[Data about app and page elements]
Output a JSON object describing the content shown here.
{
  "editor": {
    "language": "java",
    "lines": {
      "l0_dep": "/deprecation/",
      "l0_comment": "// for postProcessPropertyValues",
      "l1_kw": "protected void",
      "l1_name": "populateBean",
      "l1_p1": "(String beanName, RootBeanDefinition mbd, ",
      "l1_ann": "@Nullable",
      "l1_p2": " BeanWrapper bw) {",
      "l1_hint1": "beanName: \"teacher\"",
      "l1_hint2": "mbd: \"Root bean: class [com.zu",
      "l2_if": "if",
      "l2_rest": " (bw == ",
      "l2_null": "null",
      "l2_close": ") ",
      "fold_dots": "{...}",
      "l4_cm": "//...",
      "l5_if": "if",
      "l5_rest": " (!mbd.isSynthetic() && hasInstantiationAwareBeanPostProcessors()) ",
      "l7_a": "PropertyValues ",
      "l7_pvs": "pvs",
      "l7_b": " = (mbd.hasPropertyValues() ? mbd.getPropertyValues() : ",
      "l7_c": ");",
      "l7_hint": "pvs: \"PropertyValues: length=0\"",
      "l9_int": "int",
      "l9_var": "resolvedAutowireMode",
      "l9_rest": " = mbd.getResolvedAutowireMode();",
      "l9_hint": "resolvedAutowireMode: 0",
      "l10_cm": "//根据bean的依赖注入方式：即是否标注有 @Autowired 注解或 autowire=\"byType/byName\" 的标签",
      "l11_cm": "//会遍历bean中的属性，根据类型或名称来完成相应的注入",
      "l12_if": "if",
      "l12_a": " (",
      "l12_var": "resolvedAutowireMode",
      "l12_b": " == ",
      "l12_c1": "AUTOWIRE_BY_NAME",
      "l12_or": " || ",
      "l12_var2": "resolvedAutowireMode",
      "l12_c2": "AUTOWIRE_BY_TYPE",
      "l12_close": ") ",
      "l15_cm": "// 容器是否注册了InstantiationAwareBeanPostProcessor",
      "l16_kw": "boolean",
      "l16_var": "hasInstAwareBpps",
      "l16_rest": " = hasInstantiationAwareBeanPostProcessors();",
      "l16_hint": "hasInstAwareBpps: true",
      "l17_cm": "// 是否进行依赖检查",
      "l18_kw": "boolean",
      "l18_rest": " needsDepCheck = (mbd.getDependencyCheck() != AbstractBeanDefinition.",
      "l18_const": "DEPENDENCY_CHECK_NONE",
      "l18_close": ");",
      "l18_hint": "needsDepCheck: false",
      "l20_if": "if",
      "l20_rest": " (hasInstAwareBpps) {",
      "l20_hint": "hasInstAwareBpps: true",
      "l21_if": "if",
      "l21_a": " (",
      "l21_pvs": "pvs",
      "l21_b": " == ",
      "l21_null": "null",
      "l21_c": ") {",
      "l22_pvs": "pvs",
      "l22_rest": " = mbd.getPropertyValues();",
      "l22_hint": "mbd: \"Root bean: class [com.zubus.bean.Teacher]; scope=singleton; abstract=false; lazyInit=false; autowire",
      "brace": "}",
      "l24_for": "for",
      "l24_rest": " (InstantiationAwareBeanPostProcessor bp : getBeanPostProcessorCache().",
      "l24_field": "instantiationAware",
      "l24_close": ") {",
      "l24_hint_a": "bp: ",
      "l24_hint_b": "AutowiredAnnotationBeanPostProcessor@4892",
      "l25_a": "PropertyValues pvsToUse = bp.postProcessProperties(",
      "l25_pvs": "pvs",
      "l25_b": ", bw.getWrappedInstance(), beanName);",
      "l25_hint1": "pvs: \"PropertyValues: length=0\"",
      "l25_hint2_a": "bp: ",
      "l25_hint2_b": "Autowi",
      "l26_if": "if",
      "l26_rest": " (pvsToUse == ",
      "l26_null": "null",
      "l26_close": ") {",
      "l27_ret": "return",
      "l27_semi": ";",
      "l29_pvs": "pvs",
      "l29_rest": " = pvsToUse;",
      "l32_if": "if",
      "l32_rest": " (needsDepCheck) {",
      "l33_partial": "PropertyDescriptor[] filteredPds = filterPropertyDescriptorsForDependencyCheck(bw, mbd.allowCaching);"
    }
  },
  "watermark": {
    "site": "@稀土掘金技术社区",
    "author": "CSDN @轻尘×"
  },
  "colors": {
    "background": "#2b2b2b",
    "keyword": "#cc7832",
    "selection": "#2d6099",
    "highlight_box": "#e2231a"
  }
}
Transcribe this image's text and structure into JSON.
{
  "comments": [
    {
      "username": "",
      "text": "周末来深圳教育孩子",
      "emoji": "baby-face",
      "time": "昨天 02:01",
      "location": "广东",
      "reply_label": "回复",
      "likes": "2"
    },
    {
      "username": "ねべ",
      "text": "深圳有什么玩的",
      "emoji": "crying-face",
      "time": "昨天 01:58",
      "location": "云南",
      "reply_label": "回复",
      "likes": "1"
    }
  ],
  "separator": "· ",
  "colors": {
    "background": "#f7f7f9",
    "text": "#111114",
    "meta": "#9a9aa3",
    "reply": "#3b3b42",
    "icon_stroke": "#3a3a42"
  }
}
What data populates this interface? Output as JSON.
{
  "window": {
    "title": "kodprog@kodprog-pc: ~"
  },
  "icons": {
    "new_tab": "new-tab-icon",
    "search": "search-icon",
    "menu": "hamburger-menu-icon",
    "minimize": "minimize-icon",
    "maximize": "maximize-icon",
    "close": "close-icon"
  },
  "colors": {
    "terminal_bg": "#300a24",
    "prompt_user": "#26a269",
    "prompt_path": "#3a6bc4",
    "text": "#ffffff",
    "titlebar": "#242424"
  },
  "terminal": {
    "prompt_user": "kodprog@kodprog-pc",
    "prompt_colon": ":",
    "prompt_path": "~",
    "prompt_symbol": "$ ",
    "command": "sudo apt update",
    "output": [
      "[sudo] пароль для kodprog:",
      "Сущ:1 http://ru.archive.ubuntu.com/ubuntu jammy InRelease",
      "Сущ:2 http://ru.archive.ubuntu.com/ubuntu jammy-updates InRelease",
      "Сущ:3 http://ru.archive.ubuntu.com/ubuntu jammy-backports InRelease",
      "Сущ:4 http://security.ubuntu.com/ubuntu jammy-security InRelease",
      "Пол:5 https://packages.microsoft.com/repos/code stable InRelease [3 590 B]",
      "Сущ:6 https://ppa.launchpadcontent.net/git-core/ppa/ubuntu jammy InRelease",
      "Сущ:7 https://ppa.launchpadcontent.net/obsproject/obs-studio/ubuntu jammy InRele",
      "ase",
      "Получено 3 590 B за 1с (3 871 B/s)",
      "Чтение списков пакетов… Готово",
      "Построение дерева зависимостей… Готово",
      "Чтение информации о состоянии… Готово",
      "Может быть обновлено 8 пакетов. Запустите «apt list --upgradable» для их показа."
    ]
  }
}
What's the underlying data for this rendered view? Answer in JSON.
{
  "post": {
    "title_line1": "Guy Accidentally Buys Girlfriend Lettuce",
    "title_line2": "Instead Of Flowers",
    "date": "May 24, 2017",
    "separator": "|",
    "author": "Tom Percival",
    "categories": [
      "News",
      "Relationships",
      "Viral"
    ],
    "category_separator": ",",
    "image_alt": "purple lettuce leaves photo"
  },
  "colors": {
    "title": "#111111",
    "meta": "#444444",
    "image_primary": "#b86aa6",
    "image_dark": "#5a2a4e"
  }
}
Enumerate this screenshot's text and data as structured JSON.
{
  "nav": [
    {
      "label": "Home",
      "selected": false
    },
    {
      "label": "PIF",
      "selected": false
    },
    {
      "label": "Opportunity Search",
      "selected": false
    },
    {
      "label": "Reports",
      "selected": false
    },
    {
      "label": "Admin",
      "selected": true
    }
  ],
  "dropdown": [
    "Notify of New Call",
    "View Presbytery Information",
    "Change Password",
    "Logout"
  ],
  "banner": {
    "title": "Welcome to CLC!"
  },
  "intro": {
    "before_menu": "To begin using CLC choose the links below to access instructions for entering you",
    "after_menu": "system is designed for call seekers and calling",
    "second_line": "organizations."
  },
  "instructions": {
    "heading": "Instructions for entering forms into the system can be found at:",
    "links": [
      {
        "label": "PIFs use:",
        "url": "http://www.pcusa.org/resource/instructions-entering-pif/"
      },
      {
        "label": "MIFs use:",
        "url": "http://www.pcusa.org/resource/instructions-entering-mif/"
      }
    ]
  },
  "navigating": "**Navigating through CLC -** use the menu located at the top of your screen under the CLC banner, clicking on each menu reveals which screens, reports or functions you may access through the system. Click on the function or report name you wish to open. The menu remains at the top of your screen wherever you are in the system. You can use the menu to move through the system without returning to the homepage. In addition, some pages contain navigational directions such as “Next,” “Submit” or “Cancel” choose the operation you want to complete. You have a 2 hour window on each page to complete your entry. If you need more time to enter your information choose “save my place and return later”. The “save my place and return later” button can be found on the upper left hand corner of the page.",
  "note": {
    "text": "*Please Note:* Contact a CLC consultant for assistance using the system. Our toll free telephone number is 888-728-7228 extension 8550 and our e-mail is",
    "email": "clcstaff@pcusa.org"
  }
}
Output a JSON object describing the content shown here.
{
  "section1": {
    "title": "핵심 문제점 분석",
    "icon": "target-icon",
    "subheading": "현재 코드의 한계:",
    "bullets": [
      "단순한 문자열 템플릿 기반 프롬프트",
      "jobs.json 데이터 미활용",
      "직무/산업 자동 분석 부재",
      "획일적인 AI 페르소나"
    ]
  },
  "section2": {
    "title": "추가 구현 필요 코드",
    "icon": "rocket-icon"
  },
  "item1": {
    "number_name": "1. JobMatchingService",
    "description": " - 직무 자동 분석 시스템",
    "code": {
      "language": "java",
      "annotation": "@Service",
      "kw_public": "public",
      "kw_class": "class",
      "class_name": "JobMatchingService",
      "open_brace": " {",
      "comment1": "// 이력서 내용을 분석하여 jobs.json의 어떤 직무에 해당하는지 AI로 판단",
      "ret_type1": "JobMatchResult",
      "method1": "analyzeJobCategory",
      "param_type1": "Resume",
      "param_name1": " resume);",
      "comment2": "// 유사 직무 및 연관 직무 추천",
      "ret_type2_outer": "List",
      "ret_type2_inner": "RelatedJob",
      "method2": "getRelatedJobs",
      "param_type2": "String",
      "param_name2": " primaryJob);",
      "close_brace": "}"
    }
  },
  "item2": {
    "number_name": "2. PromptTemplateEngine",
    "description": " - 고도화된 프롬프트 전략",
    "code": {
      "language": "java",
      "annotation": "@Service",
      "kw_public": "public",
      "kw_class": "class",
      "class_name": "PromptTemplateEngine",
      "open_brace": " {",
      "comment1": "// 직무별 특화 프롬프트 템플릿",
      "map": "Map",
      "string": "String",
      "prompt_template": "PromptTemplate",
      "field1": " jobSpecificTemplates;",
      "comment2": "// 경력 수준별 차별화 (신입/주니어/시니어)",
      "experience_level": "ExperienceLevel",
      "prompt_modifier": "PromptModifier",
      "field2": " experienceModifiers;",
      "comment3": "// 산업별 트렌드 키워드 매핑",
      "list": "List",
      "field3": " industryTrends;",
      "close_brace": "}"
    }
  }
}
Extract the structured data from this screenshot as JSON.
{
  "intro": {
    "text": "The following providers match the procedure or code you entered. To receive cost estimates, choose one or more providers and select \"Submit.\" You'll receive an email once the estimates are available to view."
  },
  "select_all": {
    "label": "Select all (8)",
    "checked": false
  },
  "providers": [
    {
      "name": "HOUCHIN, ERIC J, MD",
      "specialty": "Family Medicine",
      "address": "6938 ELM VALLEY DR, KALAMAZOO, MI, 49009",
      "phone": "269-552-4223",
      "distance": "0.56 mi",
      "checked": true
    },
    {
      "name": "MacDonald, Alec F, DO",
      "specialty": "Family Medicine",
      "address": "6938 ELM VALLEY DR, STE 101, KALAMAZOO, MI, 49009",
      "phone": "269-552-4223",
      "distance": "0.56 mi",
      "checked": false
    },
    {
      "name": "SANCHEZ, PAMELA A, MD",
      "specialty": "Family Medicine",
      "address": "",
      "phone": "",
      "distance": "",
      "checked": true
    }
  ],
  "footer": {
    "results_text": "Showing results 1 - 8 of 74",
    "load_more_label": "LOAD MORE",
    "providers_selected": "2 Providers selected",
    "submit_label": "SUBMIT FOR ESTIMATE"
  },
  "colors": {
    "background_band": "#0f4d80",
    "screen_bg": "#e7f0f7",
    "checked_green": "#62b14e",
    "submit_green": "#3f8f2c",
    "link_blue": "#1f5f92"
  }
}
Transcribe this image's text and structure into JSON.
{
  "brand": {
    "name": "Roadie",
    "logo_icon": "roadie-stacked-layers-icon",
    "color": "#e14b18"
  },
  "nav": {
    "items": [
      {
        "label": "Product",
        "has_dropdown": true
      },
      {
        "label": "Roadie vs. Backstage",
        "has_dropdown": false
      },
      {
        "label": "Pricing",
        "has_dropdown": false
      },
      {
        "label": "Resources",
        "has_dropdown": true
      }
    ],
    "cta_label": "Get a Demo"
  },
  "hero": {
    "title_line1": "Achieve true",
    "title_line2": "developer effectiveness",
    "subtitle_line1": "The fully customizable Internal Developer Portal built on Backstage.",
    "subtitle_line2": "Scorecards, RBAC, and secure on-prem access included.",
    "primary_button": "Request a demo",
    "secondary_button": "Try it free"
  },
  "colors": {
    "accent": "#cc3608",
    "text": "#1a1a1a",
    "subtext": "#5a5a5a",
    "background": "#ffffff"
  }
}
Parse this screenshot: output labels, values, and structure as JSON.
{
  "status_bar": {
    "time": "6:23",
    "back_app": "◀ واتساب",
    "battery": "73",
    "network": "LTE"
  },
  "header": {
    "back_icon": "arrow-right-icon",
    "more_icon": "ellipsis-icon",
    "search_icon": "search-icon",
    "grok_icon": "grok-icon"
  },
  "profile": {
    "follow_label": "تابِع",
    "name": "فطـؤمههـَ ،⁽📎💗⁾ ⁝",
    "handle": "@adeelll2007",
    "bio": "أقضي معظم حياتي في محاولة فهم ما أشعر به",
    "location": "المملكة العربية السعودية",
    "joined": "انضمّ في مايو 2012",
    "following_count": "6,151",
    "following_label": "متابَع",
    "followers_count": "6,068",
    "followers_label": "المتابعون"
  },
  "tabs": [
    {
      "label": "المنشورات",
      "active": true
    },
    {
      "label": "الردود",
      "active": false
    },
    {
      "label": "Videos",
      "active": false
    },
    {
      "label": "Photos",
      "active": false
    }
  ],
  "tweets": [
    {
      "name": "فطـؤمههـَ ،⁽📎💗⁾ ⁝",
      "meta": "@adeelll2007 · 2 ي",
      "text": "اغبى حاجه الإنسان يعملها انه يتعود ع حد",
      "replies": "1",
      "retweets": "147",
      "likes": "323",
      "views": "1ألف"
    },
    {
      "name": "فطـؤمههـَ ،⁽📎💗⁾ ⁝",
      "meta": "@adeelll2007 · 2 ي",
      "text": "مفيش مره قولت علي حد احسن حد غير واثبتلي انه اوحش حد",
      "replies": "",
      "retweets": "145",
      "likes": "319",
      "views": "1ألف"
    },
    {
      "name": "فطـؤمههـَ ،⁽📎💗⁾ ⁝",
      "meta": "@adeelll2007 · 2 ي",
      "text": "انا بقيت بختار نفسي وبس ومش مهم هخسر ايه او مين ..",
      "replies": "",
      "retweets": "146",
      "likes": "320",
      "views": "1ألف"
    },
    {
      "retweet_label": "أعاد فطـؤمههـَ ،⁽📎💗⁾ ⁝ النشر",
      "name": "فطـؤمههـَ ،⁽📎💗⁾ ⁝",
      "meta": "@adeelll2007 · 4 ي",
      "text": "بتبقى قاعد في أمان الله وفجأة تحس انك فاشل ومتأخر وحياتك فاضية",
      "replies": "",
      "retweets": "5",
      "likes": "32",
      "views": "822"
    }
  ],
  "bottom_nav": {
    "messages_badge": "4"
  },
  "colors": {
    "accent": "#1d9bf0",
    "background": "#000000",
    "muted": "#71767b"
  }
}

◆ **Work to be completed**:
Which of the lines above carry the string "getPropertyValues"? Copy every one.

◆ **Exercise result**:
      "l7_b": " = (mbd.hasPropertyValues() ? mbd.getPropertyValues() : ",
      "l22_rest": " = mbd.getPropertyValues();",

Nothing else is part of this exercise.